Florida defends its Medicaid redetermination process before state lawmakers
The Senate Health and Human Services Appropriations Committee received updates from DCF, AHCA and Florida Healthy Kids Corp. Many of the concerns focus on children losing coverage.
Amid heavy scrutiny, state officials Wednesday defended a process to determine whether millions of people remain eligible for Medicaid coverage and said they are trying to help children find other health insurance if they leave the program.
“Our top priorities here are that we want to ensure that if you are eligible, you maintain your coverage and if you’re not eligible, that you are provided with alternative options for what may be available for you to choose from,” Casey Penn, a deputy secretary of the Florida Department of Children and Families, told members of the Senate Health and Human Services Appropriations Committee.
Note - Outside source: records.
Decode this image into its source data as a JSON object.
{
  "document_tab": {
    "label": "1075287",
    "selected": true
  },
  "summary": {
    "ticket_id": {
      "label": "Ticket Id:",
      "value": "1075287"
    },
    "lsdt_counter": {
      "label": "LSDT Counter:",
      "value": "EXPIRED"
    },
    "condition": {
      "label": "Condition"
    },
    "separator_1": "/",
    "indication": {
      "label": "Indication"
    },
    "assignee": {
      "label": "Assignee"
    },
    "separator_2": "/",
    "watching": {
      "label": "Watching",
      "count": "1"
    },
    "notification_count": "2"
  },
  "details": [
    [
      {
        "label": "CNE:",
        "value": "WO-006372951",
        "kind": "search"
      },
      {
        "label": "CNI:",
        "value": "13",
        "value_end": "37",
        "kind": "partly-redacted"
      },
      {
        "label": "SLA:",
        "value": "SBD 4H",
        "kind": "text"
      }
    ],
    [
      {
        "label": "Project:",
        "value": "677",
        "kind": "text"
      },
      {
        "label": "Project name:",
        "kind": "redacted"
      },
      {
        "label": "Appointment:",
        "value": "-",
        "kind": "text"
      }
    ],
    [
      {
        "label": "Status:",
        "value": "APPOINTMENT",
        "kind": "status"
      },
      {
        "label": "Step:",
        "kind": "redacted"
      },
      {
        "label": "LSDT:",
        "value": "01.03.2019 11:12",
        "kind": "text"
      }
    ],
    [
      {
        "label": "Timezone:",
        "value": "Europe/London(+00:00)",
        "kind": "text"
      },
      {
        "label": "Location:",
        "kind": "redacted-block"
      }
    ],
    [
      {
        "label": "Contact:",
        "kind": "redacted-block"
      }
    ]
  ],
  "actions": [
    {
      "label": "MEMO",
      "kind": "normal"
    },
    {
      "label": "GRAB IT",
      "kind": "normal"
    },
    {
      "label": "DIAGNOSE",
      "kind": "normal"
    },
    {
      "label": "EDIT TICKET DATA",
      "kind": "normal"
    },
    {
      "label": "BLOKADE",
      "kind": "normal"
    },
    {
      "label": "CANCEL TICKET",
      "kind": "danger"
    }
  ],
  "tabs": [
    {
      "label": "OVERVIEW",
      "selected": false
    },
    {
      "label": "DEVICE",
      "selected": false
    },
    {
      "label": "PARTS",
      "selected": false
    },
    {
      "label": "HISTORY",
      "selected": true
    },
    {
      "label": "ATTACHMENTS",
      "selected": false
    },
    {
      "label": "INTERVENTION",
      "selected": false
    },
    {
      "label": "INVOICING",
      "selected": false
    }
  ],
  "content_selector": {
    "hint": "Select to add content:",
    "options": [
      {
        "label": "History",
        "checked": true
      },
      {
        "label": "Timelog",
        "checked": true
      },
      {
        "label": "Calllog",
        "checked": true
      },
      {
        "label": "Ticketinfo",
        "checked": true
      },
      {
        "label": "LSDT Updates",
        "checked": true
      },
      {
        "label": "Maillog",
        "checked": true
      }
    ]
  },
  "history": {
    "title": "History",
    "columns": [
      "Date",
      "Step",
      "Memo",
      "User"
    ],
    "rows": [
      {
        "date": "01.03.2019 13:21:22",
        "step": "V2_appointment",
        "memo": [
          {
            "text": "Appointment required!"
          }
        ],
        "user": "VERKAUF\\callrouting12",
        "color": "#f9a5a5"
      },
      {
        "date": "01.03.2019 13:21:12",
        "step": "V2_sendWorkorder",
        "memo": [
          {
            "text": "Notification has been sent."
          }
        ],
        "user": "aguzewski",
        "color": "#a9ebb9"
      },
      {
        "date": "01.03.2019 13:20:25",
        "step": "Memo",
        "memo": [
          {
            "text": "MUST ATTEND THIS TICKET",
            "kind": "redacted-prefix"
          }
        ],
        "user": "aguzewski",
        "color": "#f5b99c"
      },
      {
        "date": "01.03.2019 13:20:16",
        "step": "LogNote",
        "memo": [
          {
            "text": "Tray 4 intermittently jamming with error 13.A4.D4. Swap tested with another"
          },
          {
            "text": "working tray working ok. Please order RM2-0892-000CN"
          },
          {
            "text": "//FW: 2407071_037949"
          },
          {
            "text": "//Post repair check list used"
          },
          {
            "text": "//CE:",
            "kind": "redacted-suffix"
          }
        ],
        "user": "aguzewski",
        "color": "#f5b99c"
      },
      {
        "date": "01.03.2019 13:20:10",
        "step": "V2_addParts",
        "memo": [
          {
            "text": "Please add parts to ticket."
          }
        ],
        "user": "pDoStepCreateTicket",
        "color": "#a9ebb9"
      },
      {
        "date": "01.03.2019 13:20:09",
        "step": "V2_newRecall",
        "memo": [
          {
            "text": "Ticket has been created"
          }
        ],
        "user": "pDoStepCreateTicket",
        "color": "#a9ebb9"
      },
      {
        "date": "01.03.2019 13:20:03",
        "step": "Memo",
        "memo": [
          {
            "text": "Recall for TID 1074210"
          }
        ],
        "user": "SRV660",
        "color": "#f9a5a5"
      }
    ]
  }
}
The committee received presentations from the Department of Children Families, the Agency for Health Care Administration and the Florida Healthy Kids Corp. about what is known as a “redetermination” process that started this spring.
The process was triggered by the end of a federal COVID-19 public-health emergency. During the public-health emergency, which began in 2020, Florida and other states could not drop people from the Medicaid program for reasons such as not meeting income-eligibility requirements.
Florida’s Medicaid program grew from about 3.8 million beneficiaries in January 2020 to nearly 5.8 million in April of this year. But now, the state is in the midst of a year-long effort to determine whether beneficiaries remain eligible — with Medicaid rolls dropping to about 5.25 million in August, according to data on the Agency for Health Care Administration website.
Democratic lawmakers and groups advocating for Medicaid beneficiaries have criticized the redetermination process, which also has been hit with a potential class-action lawsuit. That lawsuit, which is pending in federal court in Jacksonville, alleges the state has violated due-process rights and a federal Medicaid law because it has not provided adequate notice about reasons for terminating people’s benefits and about opportunities for hearings before termination.
Also, on Tuesday, a coalition of about 50 groups sent a letter to Gov. Ron DeSantis that, in part, called for putting the redetermination process on hold until changes can be made such as increasing staff at call centers.
“There are several issues that are causing families and individuals to erroneously lose coverage: long call-center wait times, inadequate staffing at the Department of Children and Families, inaccurate and difficult to understand language in administrative forms that families receive, and inappropriate use of household income to determine individual eligibility,” the letter said. “This loss of health insurance coverage due to procedural errors and inefficiencies is unacceptable and preventable.”
Many of the concerns focus on children losing coverage.
“It’s as if we are traveling blindly in not knowing how many children are without coverage. So, there’s no type of tracking system?” Sen. Tracie Davis, D-Jacksonville, asked during Wednesday’s meeting.
The Agency for Health Care Administration runs much of the Medicaid program, but the Department of Children and Families plays a key role in the redetermination process. Florida Healthy Kids Corp. operates the KidCare program, which includes offering subsidized health insurance for children whose families don’t qualify for Medicaid.
Penn touted the Department of Children and Families’ efforts in redetermination, pointing, for example, to what he called “robust” communication strategies to reach out to beneficiaries. Also, Penn and Ashley Carr, chief marketing officer of Florida Healthy Kids Corp., said the agencies are trying to help easily move children into other coverage if they leave Medicaid.
Along with KidCare, some families also could get coverage through employer-sponsored health plans or the federal insurance marketplace, officials said.
Sen. Gayle Harrell, a Stuart Republican who chairs the Health and Human Services Appropriations Committee, said she thinks the process is “on the right track.”
“I want to make sure every person who is eligible is getting either Medicaid or KidCare,” Harrell said after the meeting. “That’s what today was about.”
News Service Assignment Manager Tom Urban contributed to this report.
Copyright 2023 WUSF 89.7